Data supplied —
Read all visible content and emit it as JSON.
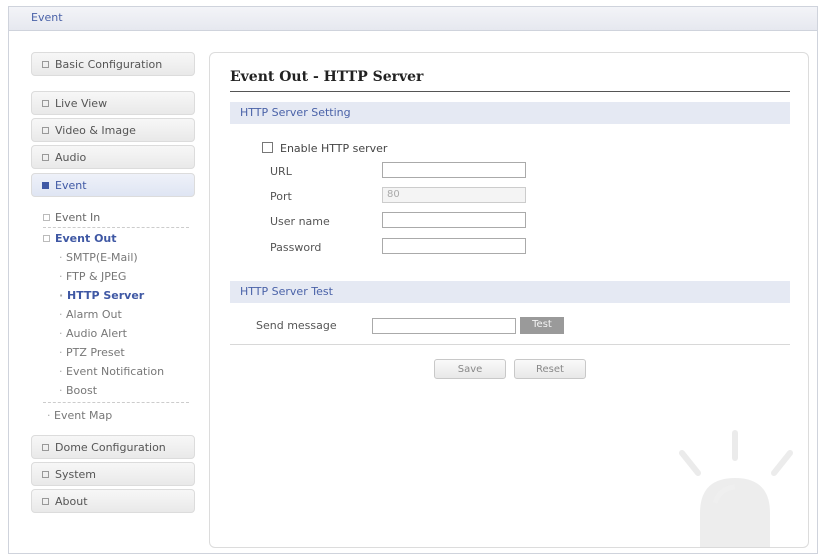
{
  "header": {
    "title": "Event"
  },
  "sidebar": {
    "items": [
      {
        "label": "Basic Configuration"
      },
      {
        "label": "Live View"
      },
      {
        "label": "Video & Image"
      },
      {
        "label": "Audio"
      },
      {
        "label": "Event"
      },
      {
        "label": "Dome Configuration"
      },
      {
        "label": "System"
      },
      {
        "label": "About"
      }
    ],
    "event_sub": {
      "event_in": "Event In",
      "event_out": "Event Out",
      "event_out_items": [
        "SMTP(E-Mail)",
        "FTP & JPEG",
        "HTTP Server",
        "Alarm Out",
        "Audio Alert",
        "PTZ Preset",
        "Event Notification",
        "Boost"
      ],
      "event_map": "Event Map"
    }
  },
  "main": {
    "title": "Event Out - HTTP Server",
    "setting_section": "HTTP Server Setting",
    "enable_label": "Enable HTTP server",
    "enable_checked": false,
    "fields": {
      "url_label": "URL",
      "url_value": "",
      "port_label": "Port",
      "port_value": "80",
      "username_label": "User name",
      "username_value": "",
      "password_label": "Password",
      "password_value": ""
    },
    "test_section": "HTTP Server Test",
    "send_label": "Send message",
    "send_value": "",
    "test_button": "Test",
    "save_button": "Save",
    "reset_button": "Reset"
  },
  "icons": {
    "decor": "siren-alarm-icon"
  },
  "colors": {
    "accent": "#3f58a4",
    "section_bg": "#e5e9f3"
  }
}
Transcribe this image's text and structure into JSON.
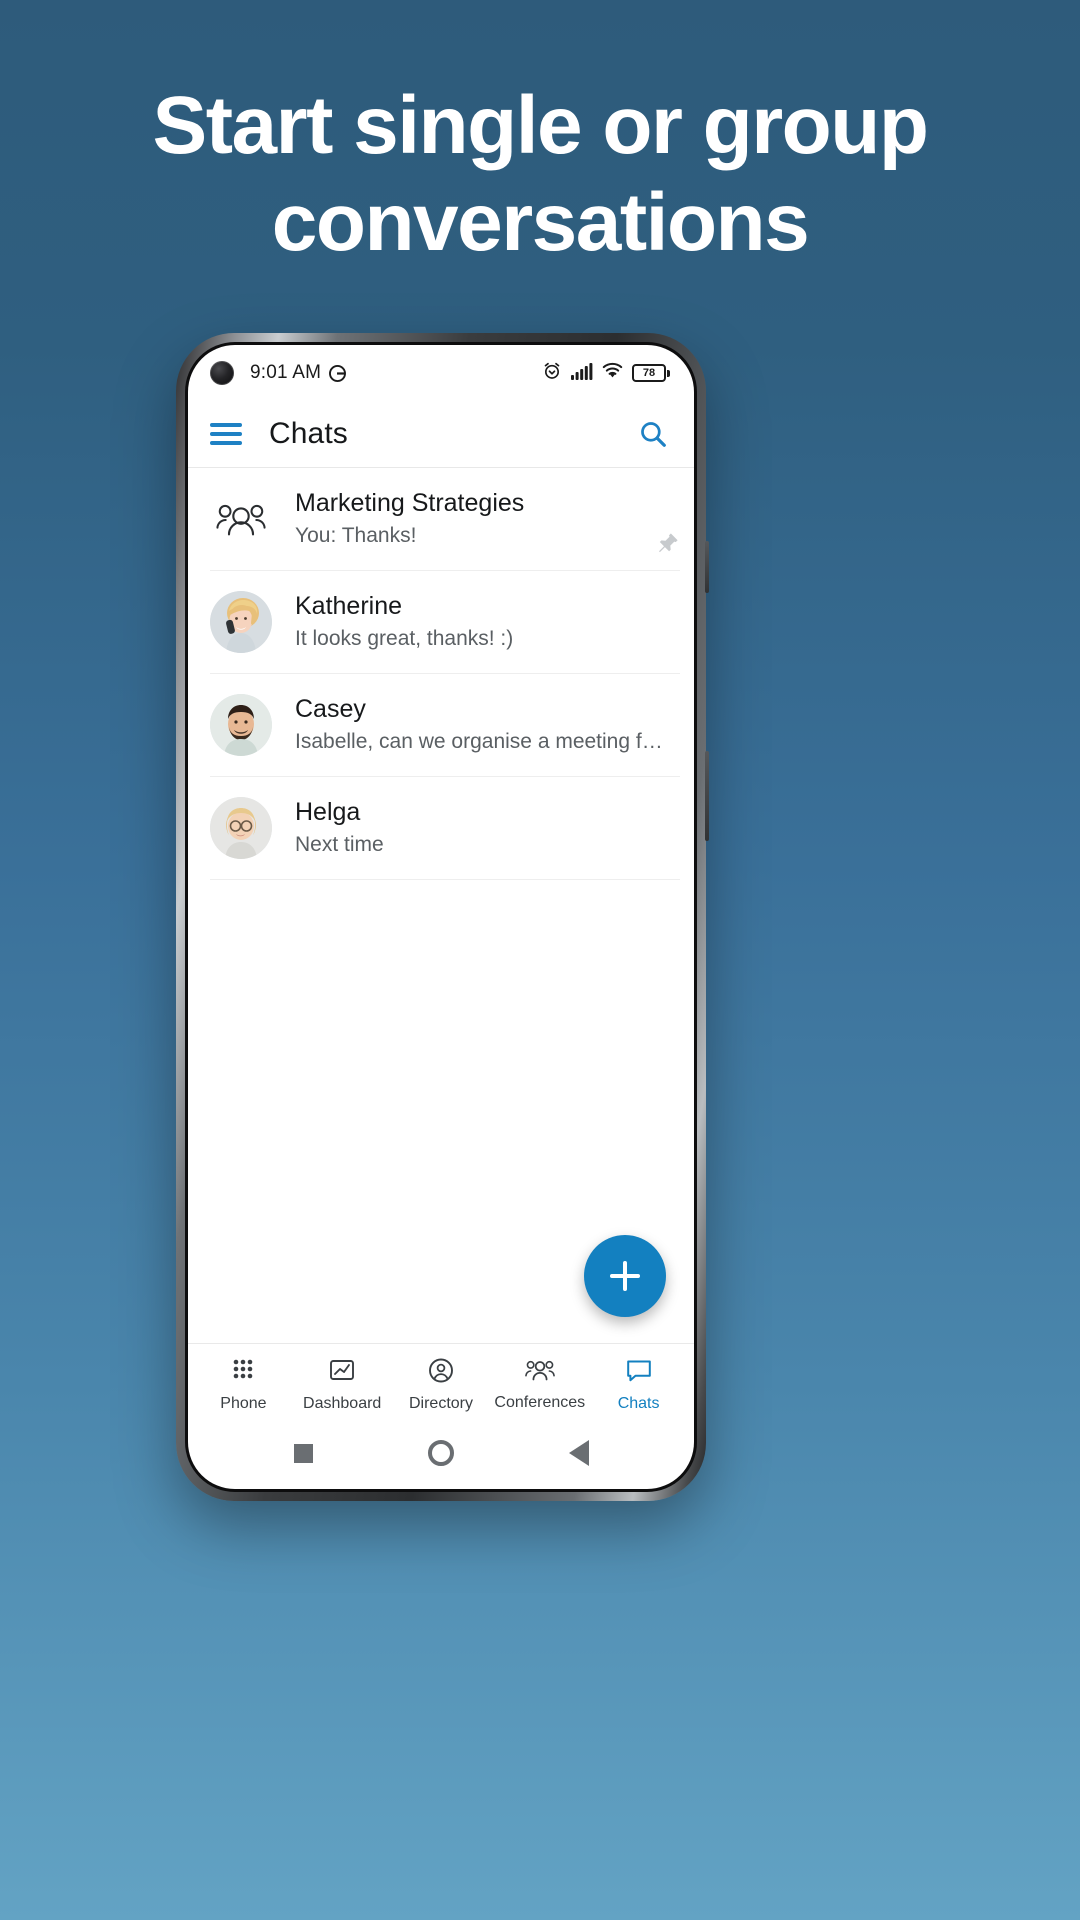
{
  "promo": {
    "headline_line1": "Start single or group",
    "headline_line2": "conversations",
    "bg_top_color": "#2e5b7b",
    "bg_bottom_color": "#63a3c4",
    "text_color": "#ffffff"
  },
  "status_bar": {
    "time": "9:01 AM",
    "dnd_icon": "do-not-disturb-icon",
    "alarm_icon": "alarm-clock-icon",
    "signal_icon": "cellular-signal-icon",
    "wifi_icon": "wifi-icon",
    "battery_level": "78",
    "battery_icon": "battery-icon"
  },
  "app_bar": {
    "menu_icon": "hamburger-menu-icon",
    "title": "Chats",
    "search_icon": "search-icon",
    "accent_color": "#1e81c4"
  },
  "chats": [
    {
      "name": "Marketing Strategies",
      "preview": "You: Thanks!",
      "avatar_type": "group-icon",
      "pinned": true,
      "pin_icon": "pin-icon"
    },
    {
      "name": "Katherine",
      "preview": "It looks great, thanks! :)",
      "avatar_type": "photo",
      "pinned": false
    },
    {
      "name": "Casey",
      "preview": "Isabelle, can we organise a meeting for the …",
      "avatar_type": "photo",
      "pinned": false
    },
    {
      "name": "Helga",
      "preview": "Next time",
      "avatar_type": "photo",
      "pinned": false
    }
  ],
  "fab": {
    "label": "+",
    "icon": "plus-icon",
    "color": "#1380c0"
  },
  "bottom_nav": {
    "active_color": "#1380c0",
    "inactive_color": "#3a3f43",
    "items": [
      {
        "label": "Phone",
        "icon": "dialpad-icon",
        "active": false
      },
      {
        "label": "Dashboard",
        "icon": "chart-icon",
        "active": false
      },
      {
        "label": "Directory",
        "icon": "contact-icon",
        "active": false
      },
      {
        "label": "Conferences",
        "icon": "group-icon",
        "active": false
      },
      {
        "label": "Chats",
        "icon": "chat-bubble-icon",
        "active": true
      }
    ]
  },
  "system_nav": {
    "recents_icon": "square-icon",
    "home_icon": "circle-icon",
    "back_icon": "triangle-back-icon"
  }
}
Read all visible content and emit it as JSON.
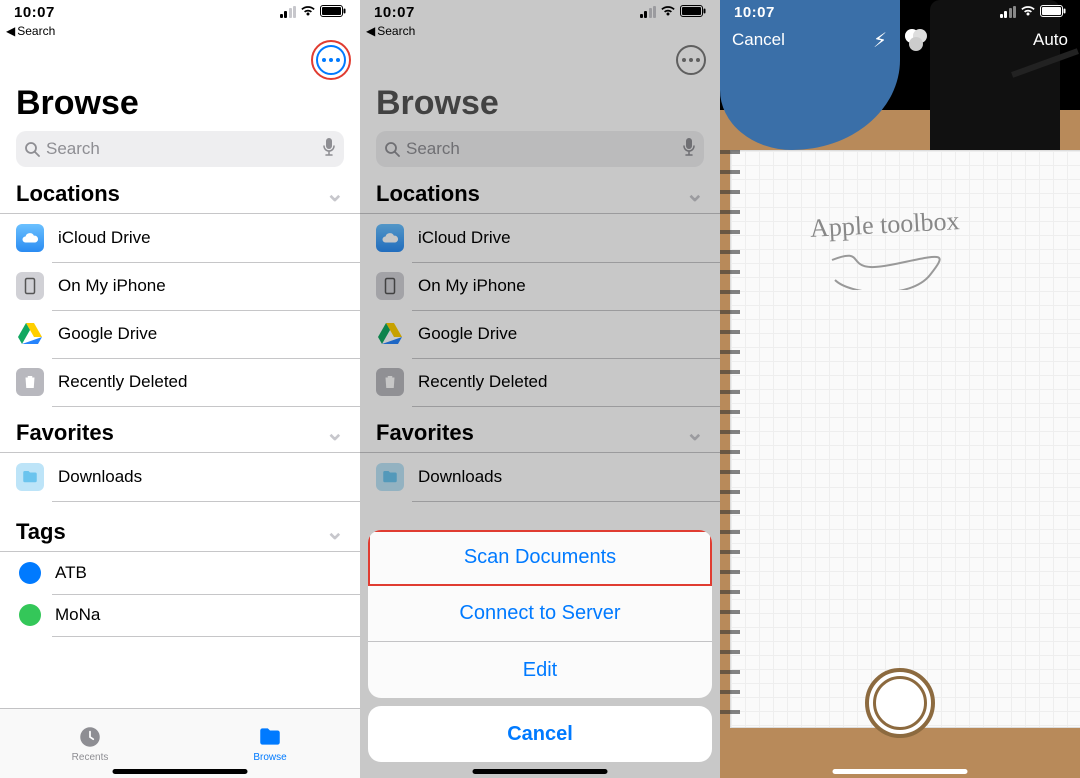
{
  "status": {
    "time": "10:07"
  },
  "back_nav": "Search",
  "browse": {
    "title": "Browse",
    "search_placeholder": "Search",
    "sections": {
      "locations": {
        "header": "Locations",
        "items": [
          {
            "label": "iCloud Drive",
            "icon": "cloud"
          },
          {
            "label": "On My iPhone",
            "icon": "iphone"
          },
          {
            "label": "Google Drive",
            "icon": "drive"
          },
          {
            "label": "Recently Deleted",
            "icon": "trash"
          }
        ]
      },
      "favorites": {
        "header": "Favorites",
        "items": [
          {
            "label": "Downloads",
            "icon": "folder"
          }
        ]
      },
      "tags": {
        "header": "Tags",
        "items": [
          {
            "label": "ATB",
            "color": "#007aff"
          },
          {
            "label": "MoNa",
            "color": "#34c759"
          }
        ]
      }
    },
    "tabs": {
      "recents": "Recents",
      "browse": "Browse"
    }
  },
  "action_sheet": {
    "scan": "Scan Documents",
    "server": "Connect to Server",
    "edit": "Edit",
    "cancel": "Cancel"
  },
  "camera": {
    "cancel": "Cancel",
    "auto": "Auto",
    "handwriting": "Apple toolbox"
  }
}
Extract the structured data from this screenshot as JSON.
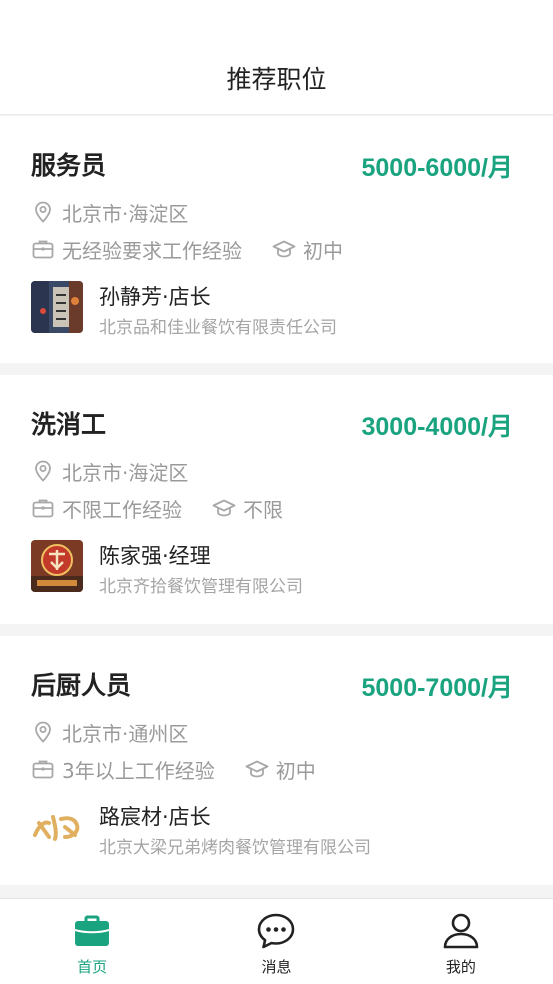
{
  "header": {
    "title": "推荐职位"
  },
  "colors": {
    "accent": "#1aa37f",
    "text": "#222222",
    "muted": "#9a9a9a"
  },
  "jobs": [
    {
      "title": "服务员",
      "salary": "5000-6000/月",
      "location": "北京市·海淀区",
      "experience": "无经验要求工作经验",
      "education": "初中",
      "recruiter": "孙静芳·店长",
      "company": "北京品和佳业餐饮有限责任公司"
    },
    {
      "title": "洗消工",
      "salary": "3000-4000/月",
      "location": "北京市·海淀区",
      "experience": "不限工作经验",
      "education": "不限",
      "recruiter": "陈家强·经理",
      "company": "北京齐拾餐饮管理有限公司"
    },
    {
      "title": "后厨人员",
      "salary": "5000-7000/月",
      "location": "北京市·通州区",
      "experience": "3年以上工作经验",
      "education": "初中",
      "recruiter": "路宸材·店长",
      "company": "北京大梁兄弟烤肉餐饮管理有限公司"
    }
  ],
  "tabbar": {
    "items": [
      {
        "label": "首页",
        "icon": "briefcase-icon",
        "active": true
      },
      {
        "label": "消息",
        "icon": "chat-bubble-icon",
        "active": false
      },
      {
        "label": "我的",
        "icon": "user-icon",
        "active": false
      }
    ]
  }
}
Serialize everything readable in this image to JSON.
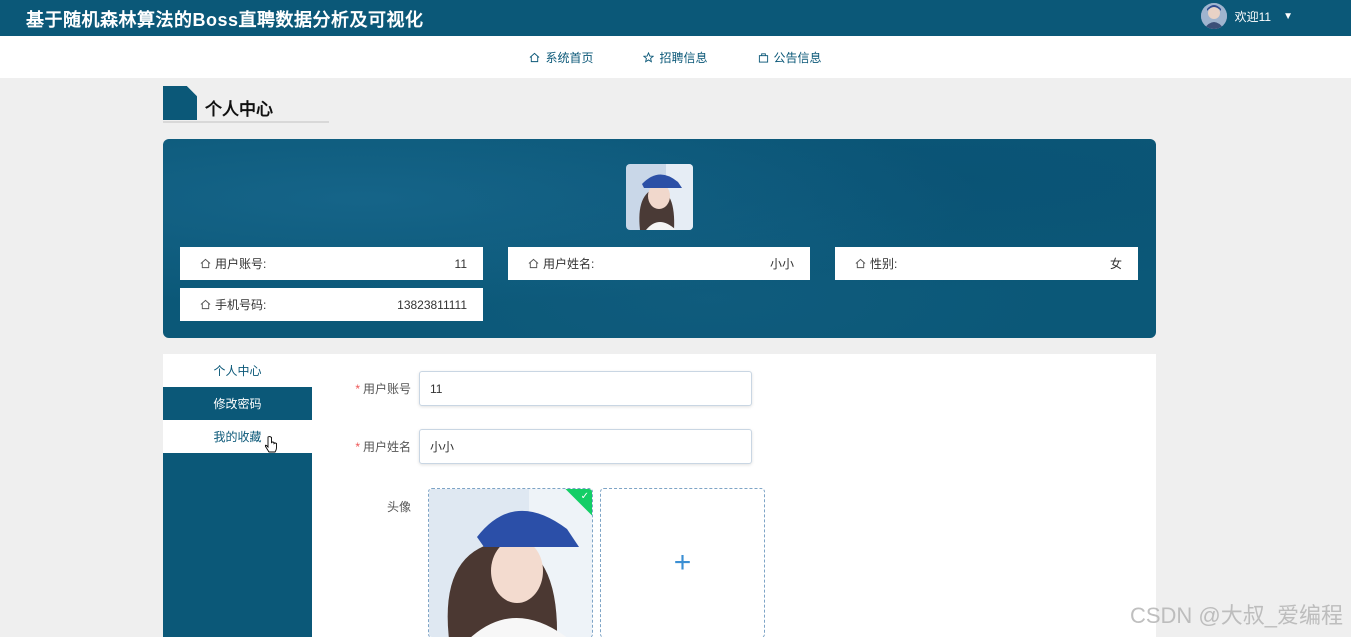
{
  "header": {
    "site_title": "基于随机森林算法的Boss直聘数据分析及可视化",
    "welcome": "欢迎11"
  },
  "nav": {
    "items": [
      {
        "label": "系统首页",
        "icon": "home-icon"
      },
      {
        "label": "招聘信息",
        "icon": "star-icon"
      },
      {
        "label": "公告信息",
        "icon": "bag-icon"
      }
    ]
  },
  "page": {
    "title": "个人中心"
  },
  "profile": {
    "fields": [
      {
        "label": "用户账号:",
        "value": "11"
      },
      {
        "label": "用户姓名:",
        "value": "小小"
      },
      {
        "label": "性别:",
        "value": "女"
      },
      {
        "label": "手机号码:",
        "value": "13823811111"
      }
    ]
  },
  "sidemenu": {
    "items": [
      "个人中心",
      "修改密码",
      "我的收藏"
    ],
    "active": "修改密码"
  },
  "form": {
    "account_label": "用户账号",
    "account_value": "11",
    "name_label": "用户姓名",
    "name_value": "小小",
    "avatar_label": "头像",
    "required_mark": "*"
  },
  "watermark": "CSDN @大叔_爱编程",
  "colors": {
    "primary": "#0b5878",
    "success": "#13ce66",
    "accent": "#3b8fd3"
  }
}
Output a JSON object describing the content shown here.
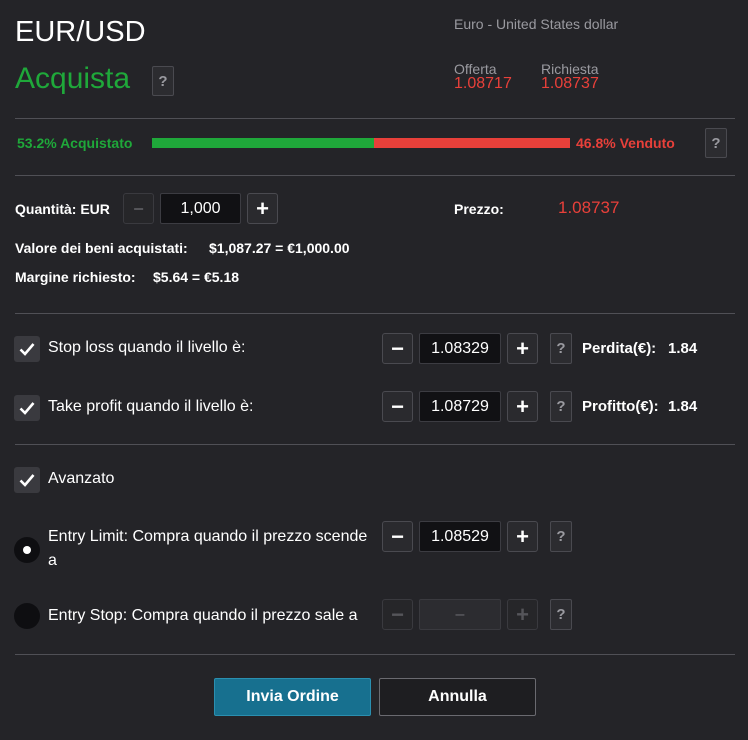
{
  "header": {
    "symbol": "EUR/USD",
    "description": "Euro - United States dollar",
    "action": "Acquista",
    "help": "?"
  },
  "quotes": {
    "bid_label": "Offerta",
    "bid_value": "1.08717",
    "ask_label": "Richiesta",
    "ask_value": "1.08737"
  },
  "sentiment": {
    "bought_label": "53.2% Acquistato",
    "sold_label": "46.8% Venduto",
    "bought_percent": 53.2,
    "help": "?"
  },
  "quantity": {
    "label": "Quantità: EUR",
    "minus": "−",
    "value": "1,000",
    "plus": "+",
    "price_label": "Prezzo:",
    "price_value": "1.08737"
  },
  "values": {
    "assets_label": "Valore dei beni acquistati:",
    "assets_value": "$1,087.27 = €1,000.00",
    "margin_label": "Margine richiesto:",
    "margin_value": "$5.64 = €5.18"
  },
  "stop_loss": {
    "label": "Stop loss quando il livello è:",
    "value": "1.08329",
    "minus": "−",
    "plus": "+",
    "help": "?",
    "result_label": "Perdita(€):",
    "result_value": "1.84",
    "checked": true
  },
  "take_profit": {
    "label": "Take profit quando il livello è:",
    "value": "1.08729",
    "minus": "−",
    "plus": "+",
    "help": "?",
    "result_label": "Profitto(€):",
    "result_value": "1.84",
    "checked": true
  },
  "advanced": {
    "label": "Avanzato",
    "checked": true
  },
  "entry_limit": {
    "label_line1": "Entry Limit: Compra quando il prezzo scende",
    "label_line2": "a",
    "value": "1.08529",
    "minus": "−",
    "plus": "+",
    "help": "?",
    "selected": true
  },
  "entry_stop": {
    "label": "Entry Stop: Compra quando il prezzo sale a",
    "value": "–",
    "minus": "−",
    "plus": "+",
    "help": "?",
    "selected": false
  },
  "footer": {
    "submit": "Invia Ordine",
    "cancel": "Annulla"
  },
  "colors": {
    "green": "#1fa83a",
    "red": "#e8403a",
    "primary": "#17708f"
  }
}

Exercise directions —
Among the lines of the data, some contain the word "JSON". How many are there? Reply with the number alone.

Answer to this problem —
6